A response to the letter ‘There is a path to a resilient climate future,’ publishing Oct. 6
typewriter pexels-caryn-938165 (From Pexels by Caryn)

As Cathy Orlando penned her, “Keep calm and carry on everyone. We are on the path to net-zero and Sudburians are leading the way,” (“Letter: There is a path to a resilient climate future,” published Oct. 6) she was leaving to widen her circles and attend meetings with the G7 and the UN. 

The letter neglects to reference some truly alarming issues facing efforts to combat climate change. 

There is no mention of the climate refugees that are already taxing host nations, and we know the numbers will grow exponentially with the unfolding climate disasters that are pending. The mention of reparations excludes reference to the insurance industry that is struggling to meet its obligations with the outcome of creating exorbitant fees that will deny future victims of assistance with climate damages. 

Relying on private-sector solutions with technological advances will be limited by the profit motive that drives all efforts to find and create technological innovation. In other words, if corporations cannot detect profit, no action will result. And it is hoped that government regulation will shift humanity to a more equitable world. Well, good luck with that. People have been trying to do this for centuries. What solution is being offered now?

The article in Nature referenced in the letter makes promises that are without operational solutions as it talks about carbon fees, a.k.a. carbon taxes, without realizing that Canada is still trying to implement carbon taxes uniformly with the provinces. 

Moreover, it neglects the need to curtail all the other greenhouse gases – it’s not just carbon. Carbon border adjustments would be a great thing to achieve global solutions, but how this will be accomplished remains a mystery. Solving world hunger. poverty and wars have needed solutions of this nature, but remain non-existent. Bill S-243 is a sweet piece of legislation, but it remains imperfect and without the full scrutiny of the Senate or a first reading by the House. Tying banks to human rights and climate friendly plans is another sweet thought, unattached to concrete plans for delivery. Nor is there any suggestion as to how to eliminate nature destroying subsidies. Some still disagree that this should be done and there is no agreement on how it should be done.
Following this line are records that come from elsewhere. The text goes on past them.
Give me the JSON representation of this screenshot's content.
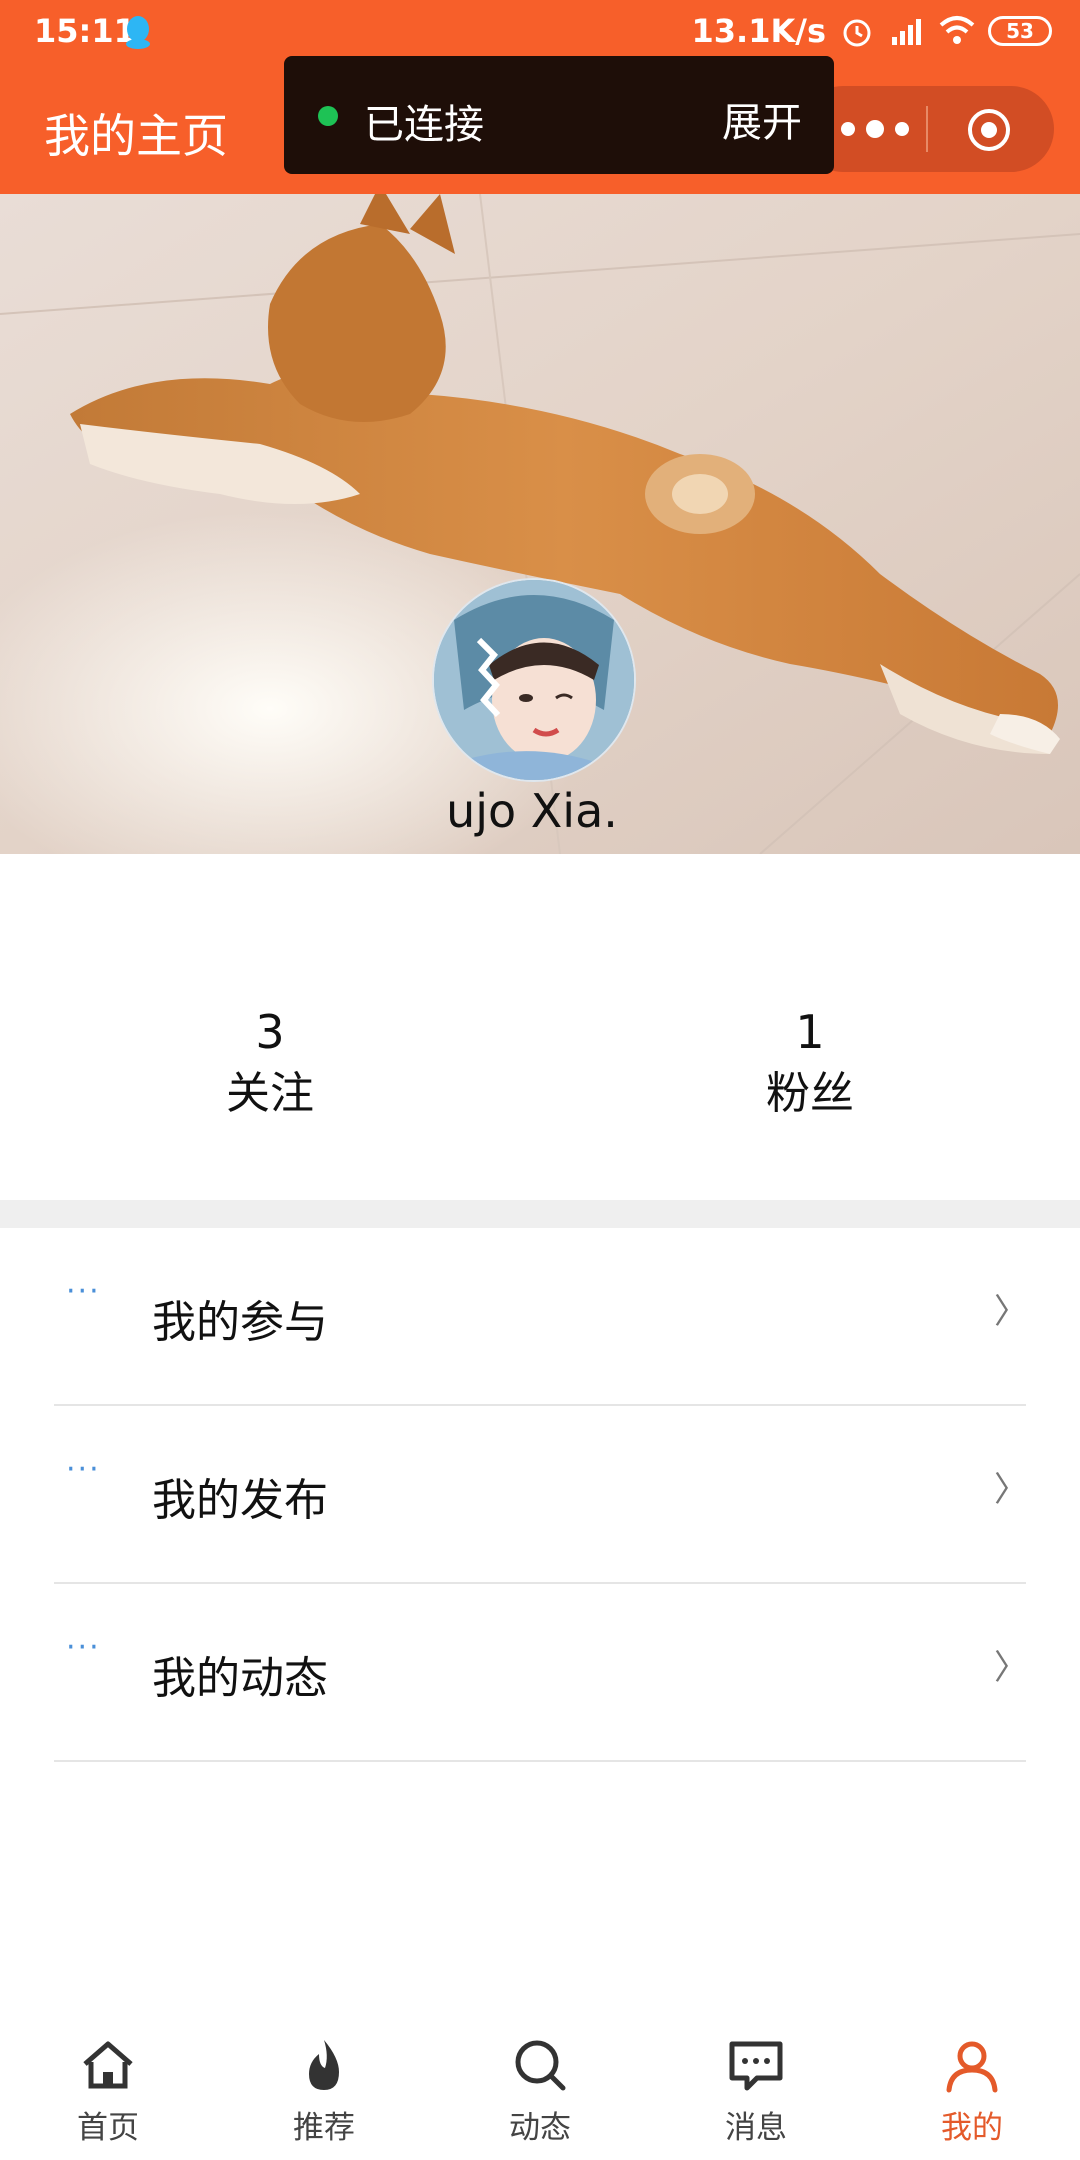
{
  "status_bar": {
    "time": "15:11",
    "net_speed": "13.1K/s",
    "battery": "53"
  },
  "header": {
    "title": "我的主页"
  },
  "connection": {
    "status": "已连接",
    "expand": "展开",
    "status_color": "#1ec255"
  },
  "profile": {
    "username": "ujo Xia."
  },
  "stats": [
    {
      "value": "3",
      "label": "关注"
    },
    {
      "value": "1",
      "label": "粉丝"
    }
  ],
  "menu": [
    {
      "label": "我的参与",
      "icon": "···"
    },
    {
      "label": "我的发布",
      "icon": "···"
    },
    {
      "label": "我的动态",
      "icon": "···"
    }
  ],
  "tabs": [
    {
      "label": "首页",
      "icon": "home-icon"
    },
    {
      "label": "推荐",
      "icon": "flame-icon"
    },
    {
      "label": "动态",
      "icon": "search-icon"
    },
    {
      "label": "消息",
      "icon": "message-icon"
    },
    {
      "label": "我的",
      "icon": "user-icon",
      "active": true
    }
  ],
  "colors": {
    "brand": "#f75f2a",
    "active_tab": "#e45a2a",
    "menu_icon": "#4a8fd8"
  }
}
Regrettably the factors and solutions offered by the letter lack in severe substance and they are not sufficient to tell us to “keep calm and carry on…” as if we had nothing to worry about. I’m afraid we do. The climate crisis is immediate. Let’s not forget that.

André Clement

Greater Sudbury